Lee Chong Wei almost never loses at the net. His deceptive cross court net shots and his ability to play back net rolls is impressive. It also sets him up for a 400km/h smash or drop, which brings me to his next strength, his deceptive shot. Lee Chong Wei is able to play great variations with either smashing or playing a very deceptive drop shot to fool opponents.

But with all these strengths, no player has no weaknesses.


Lee Chong Wei’s weaknesses were sure hard to find. After analyzing multiple matches, I found a few. There are 2 areas that players can and do abuse. One is smashing on Lee Chong Wei’s backhand side and the other is push shotting towards the back around the net.

Lee Chong Wei’s backhand defense isn’t as good as his forehand. Often times the block is low quality being a little too high over the net or it doesn’t make it over the net at all. This gives opportunities to net kill or win off a smash.

Push shotting at the net is another weakness. Because Lee Chong Wei is so good at net play, he wants to extend the time playing around the net. If you can push shot before net rolls start happening, then Lee Chong Wei will have a hard time returning those shots because he’s more positioned towards the front.

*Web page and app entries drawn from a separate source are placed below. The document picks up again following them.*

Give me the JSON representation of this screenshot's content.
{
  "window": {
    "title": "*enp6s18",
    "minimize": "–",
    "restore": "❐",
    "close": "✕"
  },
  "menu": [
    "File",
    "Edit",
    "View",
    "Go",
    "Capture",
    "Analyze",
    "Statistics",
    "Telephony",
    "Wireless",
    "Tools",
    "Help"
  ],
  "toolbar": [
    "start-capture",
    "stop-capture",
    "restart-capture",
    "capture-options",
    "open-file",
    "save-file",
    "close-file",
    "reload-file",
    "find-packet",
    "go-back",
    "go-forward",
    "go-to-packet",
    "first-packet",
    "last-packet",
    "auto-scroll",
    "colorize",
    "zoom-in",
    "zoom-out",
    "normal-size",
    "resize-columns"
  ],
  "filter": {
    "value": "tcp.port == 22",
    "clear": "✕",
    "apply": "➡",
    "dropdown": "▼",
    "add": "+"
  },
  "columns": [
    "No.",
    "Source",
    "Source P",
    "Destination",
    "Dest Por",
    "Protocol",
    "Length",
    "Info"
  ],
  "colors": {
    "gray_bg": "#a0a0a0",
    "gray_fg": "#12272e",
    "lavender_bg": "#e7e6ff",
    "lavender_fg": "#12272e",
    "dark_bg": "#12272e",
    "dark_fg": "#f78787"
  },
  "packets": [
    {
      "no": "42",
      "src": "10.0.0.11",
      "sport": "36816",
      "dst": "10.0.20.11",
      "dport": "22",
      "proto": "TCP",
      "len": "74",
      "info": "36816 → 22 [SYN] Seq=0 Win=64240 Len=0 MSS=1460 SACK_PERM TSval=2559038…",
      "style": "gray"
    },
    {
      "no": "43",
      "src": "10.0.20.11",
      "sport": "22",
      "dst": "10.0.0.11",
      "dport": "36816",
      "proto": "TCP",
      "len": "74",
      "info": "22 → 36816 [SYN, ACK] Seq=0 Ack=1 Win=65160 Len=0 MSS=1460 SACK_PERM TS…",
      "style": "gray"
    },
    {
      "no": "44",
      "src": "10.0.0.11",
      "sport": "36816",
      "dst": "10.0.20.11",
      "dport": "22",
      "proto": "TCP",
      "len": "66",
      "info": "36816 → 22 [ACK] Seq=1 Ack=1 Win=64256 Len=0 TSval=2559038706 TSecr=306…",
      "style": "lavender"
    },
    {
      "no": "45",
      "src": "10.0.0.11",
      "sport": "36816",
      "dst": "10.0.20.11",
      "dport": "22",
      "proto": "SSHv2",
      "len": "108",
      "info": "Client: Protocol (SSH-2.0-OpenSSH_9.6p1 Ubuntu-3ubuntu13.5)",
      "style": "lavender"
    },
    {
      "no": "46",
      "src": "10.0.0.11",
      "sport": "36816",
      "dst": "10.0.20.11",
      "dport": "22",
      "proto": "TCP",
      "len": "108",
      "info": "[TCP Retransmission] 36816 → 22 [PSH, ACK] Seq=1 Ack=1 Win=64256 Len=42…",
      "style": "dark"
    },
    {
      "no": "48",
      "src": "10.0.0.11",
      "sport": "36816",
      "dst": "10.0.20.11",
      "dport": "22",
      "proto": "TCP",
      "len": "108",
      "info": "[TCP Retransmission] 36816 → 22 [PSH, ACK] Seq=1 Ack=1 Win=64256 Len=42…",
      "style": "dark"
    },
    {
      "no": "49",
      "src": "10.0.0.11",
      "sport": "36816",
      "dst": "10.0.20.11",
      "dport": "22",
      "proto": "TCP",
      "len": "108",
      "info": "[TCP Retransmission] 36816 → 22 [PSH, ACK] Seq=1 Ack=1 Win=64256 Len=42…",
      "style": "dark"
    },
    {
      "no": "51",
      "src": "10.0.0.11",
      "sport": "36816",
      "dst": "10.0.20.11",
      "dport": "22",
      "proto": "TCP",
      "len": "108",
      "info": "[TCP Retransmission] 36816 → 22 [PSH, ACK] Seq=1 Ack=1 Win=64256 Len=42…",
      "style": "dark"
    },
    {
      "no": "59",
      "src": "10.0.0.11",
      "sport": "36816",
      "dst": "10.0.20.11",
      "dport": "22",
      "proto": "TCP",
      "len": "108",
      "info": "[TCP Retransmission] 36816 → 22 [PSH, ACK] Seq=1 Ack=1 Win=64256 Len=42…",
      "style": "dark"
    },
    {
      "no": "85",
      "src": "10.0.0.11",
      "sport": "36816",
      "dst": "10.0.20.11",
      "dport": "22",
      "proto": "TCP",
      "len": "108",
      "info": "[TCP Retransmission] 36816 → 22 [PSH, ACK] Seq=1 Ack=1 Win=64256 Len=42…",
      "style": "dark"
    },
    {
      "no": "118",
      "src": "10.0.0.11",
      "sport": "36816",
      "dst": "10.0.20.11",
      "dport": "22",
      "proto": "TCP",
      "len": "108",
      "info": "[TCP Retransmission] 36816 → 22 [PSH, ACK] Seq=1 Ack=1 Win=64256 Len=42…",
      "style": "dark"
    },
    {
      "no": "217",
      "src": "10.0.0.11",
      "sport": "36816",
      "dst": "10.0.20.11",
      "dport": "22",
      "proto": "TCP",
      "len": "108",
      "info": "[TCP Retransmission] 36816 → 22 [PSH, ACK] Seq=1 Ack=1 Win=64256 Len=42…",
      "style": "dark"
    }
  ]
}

Play Style

Once you know about Lee Chong Wei’s strengths and weaknesses, you can figure out his general play style. How Lee Chong Wei plays is by stalling out a rally until the other player is forced to drop or play around the net. Then Lee Chong Wei takes advantage of his fantastic net play and either wins the point there or forces a lift from the opponent in which he can finish it off with a deceptive drop shot or a powerful smash.

Due to Lee Chong Wei’s experience, this strategy proves to do very well against younger players. The play style stalls out his opponent and will frustrate them. From the frustration, the player will try to work something like smashing or drop shotting which plays to Lee Chong Wei’s favor unless they have a powerful smash down Lee Chong Wei’s left sideline. When Lee Chong Wei realizes this, he puts his shots in places that make it difficult for players to smash hard down that line.

From Lee Chong Wei, there are tactics we can learn to put into use. If you understand that you have more experience and higher stamina than your opponent, you can play long rallies that force them to play shots to your strengths and away from your weaknesses. A basic strategy but surprisingly not used much.


If you’ve been in the badminton world for a while, you probably have at least heard of Lee Chong Wei. He’s one of the all-time best players and he still continues to achieve lots. Here are some of his accomplishments.

Olympic Medals and World Championships:

  • 2008 Beijing Olympic Silver Medal
  • 2012 London Olympic Silver Medal
  • 2016 Rio de Janeiro Olympic Silver Medal
  • 2011 London Silver Medal
  • 2013 Guangzhou Silver Medal
  • 2015 Jakarta Silver Medal
  • 2005 Anaheim Bronze Medal

As you can see, luck has always been against Lee Chong Wei for he has never won an Olympic gold medal. But he is one of the hardest workers the badminton world has seen. At the age of 35, he still competes hard for his titles and he still gets them. Although he has never won the Olympics or the World Championships, he has won plenty of titles such as the Malaysia Open 12 times, multiple Commonwealth games, and others.

We must persevere and work hard like Lee Chong Wei no matter what if we even want to be close to his achievements.


I hope these player studies have helped you as they have helped me. Learning about pro players is fascinating and helps me improve a lot. As a recap, Lee Chong Wei’s speed, deceptive play, and solid attack and defense combined with his good strategy has led him to many victories because he was able to cover up his few weaknesses; his backhand defense and push shots towards the back. While he has never gotten an Olympic gold medal or won the World Championships, Lee Chong Wei is one of the best players the world has seen.

If you have any questions or comments, please leave them down below and as always, good luck in your games and have a great day!